"Hong Kong needs a balanced paper with credibility amid this media ecology," they said yesterday in a statement co-signed by Wong Yeung-ng, former editor in chief of the Oriental Daily News.
But Chinese University journalism professor Clement So York-kee said he was surprised by the venture.
"There are no economic incentives to invest in a new paper as the market for both paid and free papers is saturated. The future will be very bleak," he said, adding that it was tempting to speculate there was a non-economic mission.
Reports of the new venture have been circulating for some time, but there had been no confirmation before yesterday's statement.
The statement rebutted accusations it was mainland-backed, saying the paper, formed by a group of veteran journalists, was financed by local funds with no mainland connections. The signatories said they regretted reports that mixed them up with leftist papers.
It was not clear yesterday when the paper would be launched or if it would be free.
According to the company registry, Hong Kong Morning News Media Group Limited was formed on November 26 with a share capital of HK$10,000 divided into 10,000 shares.

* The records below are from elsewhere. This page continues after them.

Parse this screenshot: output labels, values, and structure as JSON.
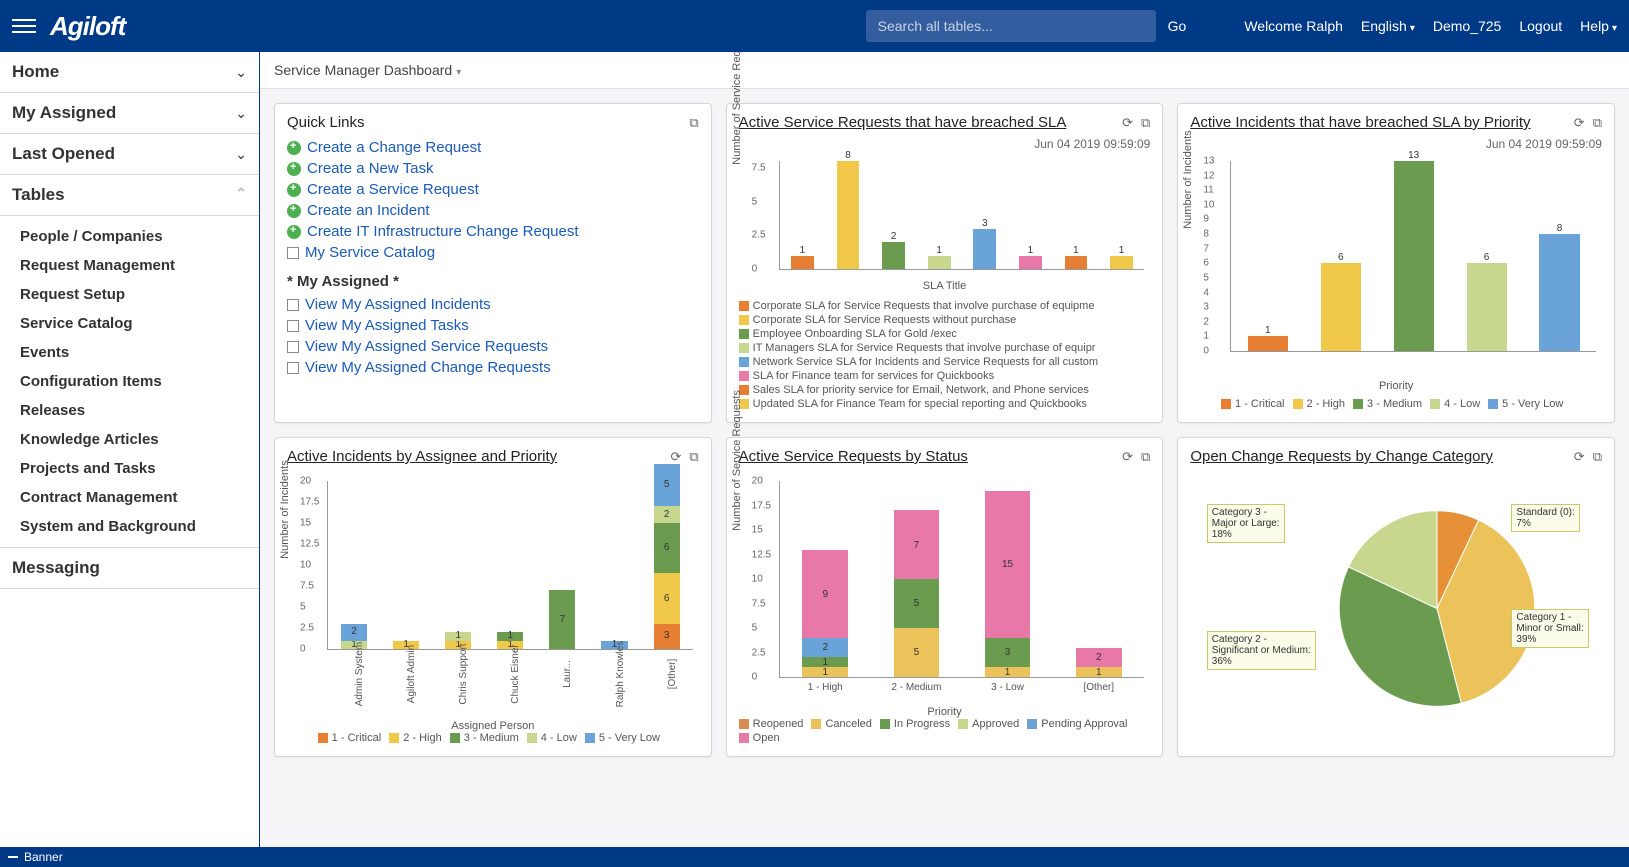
{
  "header": {
    "logo": "Agiloft",
    "search_placeholder": "Search all tables...",
    "go": "Go",
    "welcome": "Welcome Ralph",
    "language": "English",
    "demo": "Demo_725",
    "logout": "Logout",
    "help": "Help"
  },
  "sidebar": {
    "sections": [
      {
        "label": "Home"
      },
      {
        "label": "My Assigned"
      },
      {
        "label": "Last Opened"
      }
    ],
    "tables_heading": "Tables",
    "tables": [
      "People / Companies",
      "Request Management",
      "Request Setup",
      "Service Catalog",
      "Events",
      "Configuration Items",
      "Releases",
      "Knowledge Articles",
      "Projects and Tasks",
      "Contract Management",
      "System and Background"
    ],
    "messaging": "Messaging"
  },
  "dashboard_title": "Service Manager Dashboard",
  "cards": {
    "quick_links": {
      "title": "Quick Links",
      "create": [
        "Create a Change Request",
        "Create a New Task",
        "Create a Service Request",
        "Create an Incident",
        "Create IT Infrastructure Change Request"
      ],
      "catalog": "My Service Catalog",
      "assigned_title": "* My Assigned *",
      "assigned": [
        "View My Assigned Incidents",
        "View My Assigned Tasks",
        "View My Assigned Service Requests",
        "View My Assigned Change Requests"
      ]
    },
    "sla_breach": {
      "title": "Active Service Requests that have breached SLA",
      "timestamp": "Jun 04 2019 09:59:09",
      "xlabel": "SLA Title",
      "ylabel": "Number of Service Reque"
    },
    "incidents_priority": {
      "title": "Active Incidents that have breached SLA by Priority",
      "timestamp": "Jun 04 2019 09:59:09",
      "xlabel": "Priority",
      "ylabel": "Number of Incidents"
    },
    "incidents_assignee": {
      "title": "Active Incidents by Assignee and Priority",
      "xlabel": "Assigned Person",
      "ylabel": "Number of Incidents"
    },
    "requests_status": {
      "title": "Active Service Requests by Status",
      "xlabel": "Priority",
      "ylabel": "Number of Service Requests"
    },
    "change_requests": {
      "title": "Open Change Requests by Change Category"
    }
  },
  "footer": "Banner",
  "colors": {
    "critical": "#e67e33",
    "high": "#f0c94a",
    "medium": "#6a9b4e",
    "low": "#c7d88e",
    "verylow": "#6aa3d8",
    "pink": "#e878a8",
    "reopened": "#d88a52",
    "canceled": "#ecc35a",
    "inprogress": "#6a9b4e",
    "approved": "#c7d88e",
    "pending": "#6aa3d8",
    "open": "#e878a8",
    "pie_std": "#e69138",
    "pie_c1": "#ecc35a",
    "pie_c2": "#6a9b4e",
    "pie_c3": "#c7d88e"
  },
  "chart_data": [
    {
      "id": "sla_breach",
      "type": "bar",
      "title": "Active Service Requests that have breached SLA",
      "xlabel": "SLA Title",
      "ylabel": "Number of Service Reque",
      "ylim": [
        0,
        8
      ],
      "yticks": [
        0.0,
        2.5,
        5.0,
        7.5
      ],
      "categories": [
        "Corporate SLA for Service Requests that involve purchase of equipme",
        "Corporate SLA for Service Requests without purchase",
        "Employee Onboarding SLA for Gold /exec",
        "IT Managers SLA for Service Requests that involve purchase of equipr",
        "Network Service SLA for Incidents and Service Requests for all custom",
        "SLA for Finance team for services for Quickbooks",
        "Sales SLA for priority service for Email, Network, and Phone services",
        "Updated SLA for Finance Team for special reporting and Quickbooks"
      ],
      "values": [
        1,
        8,
        2,
        1,
        3,
        1,
        1,
        1
      ],
      "series_colors": [
        "#e67e33",
        "#f0c94a",
        "#6a9b4e",
        "#c7d88e",
        "#6aa3d8",
        "#e878a8",
        "#e67e33",
        "#f0c94a"
      ]
    },
    {
      "id": "incidents_priority",
      "type": "bar",
      "title": "Active Incidents that have breached SLA by Priority",
      "xlabel": "Priority",
      "ylabel": "Number of Incidents",
      "ylim": [
        0,
        13
      ],
      "yticks": [
        0,
        1,
        2,
        3,
        4,
        5,
        6,
        7,
        8,
        9,
        10,
        11,
        12,
        13
      ],
      "categories": [
        "1 - Critical",
        "2 - High",
        "3 - Medium",
        "4 - Low",
        "5 - Very Low"
      ],
      "values": [
        1,
        6,
        13,
        6,
        8
      ],
      "series_colors": [
        "#e67e33",
        "#f0c94a",
        "#6a9b4e",
        "#c7d88e",
        "#6aa3d8"
      ],
      "legend": [
        "1 - Critical",
        "2 - High",
        "3 - Medium",
        "4 - Low",
        "5 - Very Low"
      ]
    },
    {
      "id": "incidents_assignee",
      "type": "stacked-bar",
      "title": "Active Incidents by Assignee and Priority",
      "xlabel": "Assigned Person",
      "ylabel": "Number of Incidents",
      "ylim": [
        0,
        20
      ],
      "yticks": [
        0.0,
        2.5,
        5.0,
        7.5,
        10.0,
        12.5,
        15.0,
        17.5,
        20.0
      ],
      "categories": [
        "Admin System",
        "Agiloft Admin",
        "Chris Support",
        "Chuck Eisner",
        "Laur...",
        "Ralph Knowles",
        "[Other]"
      ],
      "series": [
        {
          "name": "1 - Critical",
          "color": "#e67e33",
          "values": [
            0,
            0,
            0,
            0,
            0,
            0,
            3
          ]
        },
        {
          "name": "2 - High",
          "color": "#f0c94a",
          "values": [
            0,
            1,
            1,
            1,
            0,
            0,
            6
          ]
        },
        {
          "name": "3 - Medium",
          "color": "#6a9b4e",
          "values": [
            0,
            0,
            0,
            1,
            7,
            0,
            6
          ]
        },
        {
          "name": "4 - Low",
          "color": "#c7d88e",
          "values": [
            1,
            0,
            1,
            0,
            0,
            0,
            2
          ]
        },
        {
          "name": "5 - Very Low",
          "color": "#6aa3d8",
          "values": [
            2,
            0,
            0,
            0,
            0,
            1,
            5
          ]
        }
      ]
    },
    {
      "id": "requests_status",
      "type": "stacked-bar",
      "title": "Active Service Requests by Status",
      "xlabel": "Priority",
      "ylabel": "Number of Service Requests",
      "ylim": [
        0,
        20
      ],
      "yticks": [
        0.0,
        2.5,
        5.0,
        7.5,
        10.0,
        12.5,
        15.0,
        17.5,
        20.0
      ],
      "categories": [
        "1 - High",
        "2 - Medium",
        "3 - Low",
        "[Other]"
      ],
      "series": [
        {
          "name": "Reopened",
          "color": "#d88a52",
          "values": [
            0,
            0,
            0,
            0
          ]
        },
        {
          "name": "Canceled",
          "color": "#ecc35a",
          "values": [
            1,
            5,
            1,
            1
          ]
        },
        {
          "name": "In Progress",
          "color": "#6a9b4e",
          "values": [
            1,
            5,
            3,
            0
          ]
        },
        {
          "name": "Approved",
          "color": "#c7d88e",
          "values": [
            0,
            0,
            0,
            0
          ]
        },
        {
          "name": "Pending Approval",
          "color": "#6aa3d8",
          "values": [
            2,
            0,
            0,
            0
          ]
        },
        {
          "name": "Open",
          "color": "#e878a8",
          "values": [
            9,
            7,
            15,
            2
          ]
        }
      ]
    },
    {
      "id": "change_requests",
      "type": "pie",
      "title": "Open Change Requests by Change Category",
      "slices": [
        {
          "label": "Standard (0): 7%",
          "value": 7,
          "color": "#e69138"
        },
        {
          "label": "Category 1 - Minor or Small: 39%",
          "value": 39,
          "color": "#ecc35a"
        },
        {
          "label": "Category 2 - Significant or Medium: 36%",
          "value": 36,
          "color": "#6a9b4e"
        },
        {
          "label": "Category 3 - Major or Large: 18%",
          "value": 18,
          "color": "#c7d88e"
        }
      ]
    }
  ]
}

Last month, 9,999 shares were issued to Kwok Way Holding Limited, a BVI registered company. The only director is Lei Iun-han, who has a registered address in Hong Lok Yuen.
Wong served 81 days in Stanley Prison after being convicted in 1998 of insulting the judiciary, including sending paparazzi to monitor the activity of former judge Gerald Godfrey. The paper was also fined HK$5 million.
The new paper comes at a time of concern over the stability of advertising revenue and perceived threats to press freedom.
Free papers blossomed until last year, when the Apple Daily-run Sharp Daily folded in the face of intense competition for shrinking revenue.
The last broadsheet Chinese newspaper established was The Sun under the Oriental Press Group 15 years ago in apparent competition with Apple Daily. Hong Kong has 55 registered newspapers.